Honoring the American Flag
Condensed from a speech by Leo K. Thorsness,
recipient of The Congressional Medal of Honor.
You've probably seen the bumper sticker somewhere
along the road.
It depicts an American Flag, accompanied by the words
"These colors don't run."
I'm always glad to see this, because it reminds me of an incident
from my confinement in North Vietnam at the Hao Lo POW Camp,
or the "Hanoi Hilton," as it became known.
Then a Major in the U.S. Air Force, I had been captured and imprisoned from 1967-1973.
Our treatment had been frequently brutal. After three years, however,
the beatings and torture became less frequent.
During the last year, we were allowed outside most days for a couple of minutes to bathe.
We showered by drawing water from a concrete tank with a homemade bucket.
One day as we all stood by the tank, stripped of our clothes, a young Naval pilot named
Mike Christian found the remnants of a handkerchief in a gutter that ran under the prison
Mike managed to sneak the grimy rag into our cell and began fashioning it into a flag.
Over time we all loaned him a little soap, and he
spent days cleaning the material.
We helped by scrounging and stealing bits and pieces of anything he could use.
At night, under his mosquito net, Mike worked on the flag.
He made red and blue from ground-up roof tiles and tiny
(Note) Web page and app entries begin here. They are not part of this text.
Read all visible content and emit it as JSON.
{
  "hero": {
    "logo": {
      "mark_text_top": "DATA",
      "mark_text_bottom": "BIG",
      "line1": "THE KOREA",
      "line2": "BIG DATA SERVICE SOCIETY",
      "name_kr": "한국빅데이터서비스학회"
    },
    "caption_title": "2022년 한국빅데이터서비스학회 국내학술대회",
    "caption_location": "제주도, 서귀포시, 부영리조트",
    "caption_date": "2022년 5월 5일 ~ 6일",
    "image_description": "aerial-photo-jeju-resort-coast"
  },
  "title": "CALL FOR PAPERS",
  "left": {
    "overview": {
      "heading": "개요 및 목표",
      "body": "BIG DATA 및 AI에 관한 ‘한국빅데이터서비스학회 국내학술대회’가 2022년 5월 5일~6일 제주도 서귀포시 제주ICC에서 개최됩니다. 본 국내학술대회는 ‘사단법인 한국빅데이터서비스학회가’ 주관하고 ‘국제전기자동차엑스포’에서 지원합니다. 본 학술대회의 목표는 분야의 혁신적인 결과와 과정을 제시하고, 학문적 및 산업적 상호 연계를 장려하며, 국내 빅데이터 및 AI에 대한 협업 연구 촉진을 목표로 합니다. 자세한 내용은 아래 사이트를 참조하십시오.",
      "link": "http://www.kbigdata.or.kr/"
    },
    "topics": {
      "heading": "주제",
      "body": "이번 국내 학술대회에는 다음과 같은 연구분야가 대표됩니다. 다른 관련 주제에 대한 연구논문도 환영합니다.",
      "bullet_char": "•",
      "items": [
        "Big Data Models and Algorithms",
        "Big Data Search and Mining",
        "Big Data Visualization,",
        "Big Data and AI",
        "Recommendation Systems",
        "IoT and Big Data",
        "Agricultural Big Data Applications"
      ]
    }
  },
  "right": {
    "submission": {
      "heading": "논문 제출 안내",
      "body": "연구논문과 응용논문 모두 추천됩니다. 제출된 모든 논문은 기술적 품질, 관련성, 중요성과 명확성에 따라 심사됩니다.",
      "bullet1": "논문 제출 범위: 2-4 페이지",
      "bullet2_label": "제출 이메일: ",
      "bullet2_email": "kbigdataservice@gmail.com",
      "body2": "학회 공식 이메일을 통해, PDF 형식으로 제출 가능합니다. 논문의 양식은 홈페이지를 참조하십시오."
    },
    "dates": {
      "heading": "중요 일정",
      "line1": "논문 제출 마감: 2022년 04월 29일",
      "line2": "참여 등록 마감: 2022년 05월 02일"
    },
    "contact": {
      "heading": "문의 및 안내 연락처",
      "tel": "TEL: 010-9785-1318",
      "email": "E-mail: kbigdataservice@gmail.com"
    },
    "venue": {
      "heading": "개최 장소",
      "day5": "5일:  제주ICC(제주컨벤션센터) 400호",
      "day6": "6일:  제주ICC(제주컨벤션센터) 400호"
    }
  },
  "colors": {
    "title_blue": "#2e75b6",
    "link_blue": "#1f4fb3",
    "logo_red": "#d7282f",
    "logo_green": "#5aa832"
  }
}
amounts of ink and painted the colors onto the cloth with watery rice glue.
Using thread from his own blanket and a homemade bamboo needle,
he sewed on the stars.
Early in the morning a few days later, when the
guards were not alert,
he whispered loudly from the back of our cell, "Hey gang, look here.
" He proudly held up this tattered piece of cloth, waving it as if in a breeze.
If you used your imagination, you could tell it was supposed to be an American flag.
When he raised that smudgy fabric, we automatically stood straight and saluted,
our chests puffing out, and more than a few eyes had tears.
About once a week the guards would strip us, run
us outside and go through our clothing.
During one of those shakedowns, they found Mike's flag. We all knew what would happen.
That night they came for him. Night interrogations were always the worst.
They opened the cell door and pulled Mike out. We could hear the beginning of the
torture before they even had him in the torture cell. They beat him most of the night.
About daylight they pushed what was left of him
back through the cell door.
He was badly broken; even his voice was gone. Within two weeks, despite the danger,
Mike scrounged another piece of cloth and began another flag.
The Stars and Stripes, our national symbol, was worth the sacrifice to him.
Now whenever I see the flag,
I think of Mike and the morning he first waved that tattered emblem of a nation.
It was then, thousands of miles from home in a lonely prison cell,
that he showed us what it is to be truly free.
God, Would you Please Bless America again?
We once looked to you for our hope and our dreams.
Now, it just seems like there are so many schemes.
There are cons artist on every corner People getting killed left and
God, could you just take her hand again and hold her through the night?
You see all the hate, all the pain, when will it stop?
On every street corner you see a cop.
We have made prisons out of our homes, latch key is a common word.
Too many of our children are never heard.
So God, would you please Bless America again?
She's worn and tired and so full of sin.
Babies killing babies, oh where will it end...
Are we blind to this or are we just trying to pretend?
We can't ignore what's happening anymore.
Seems like living is just such a chore.
God, I want to live in peace and harmony with all.
Oh please help America to once again stand tall.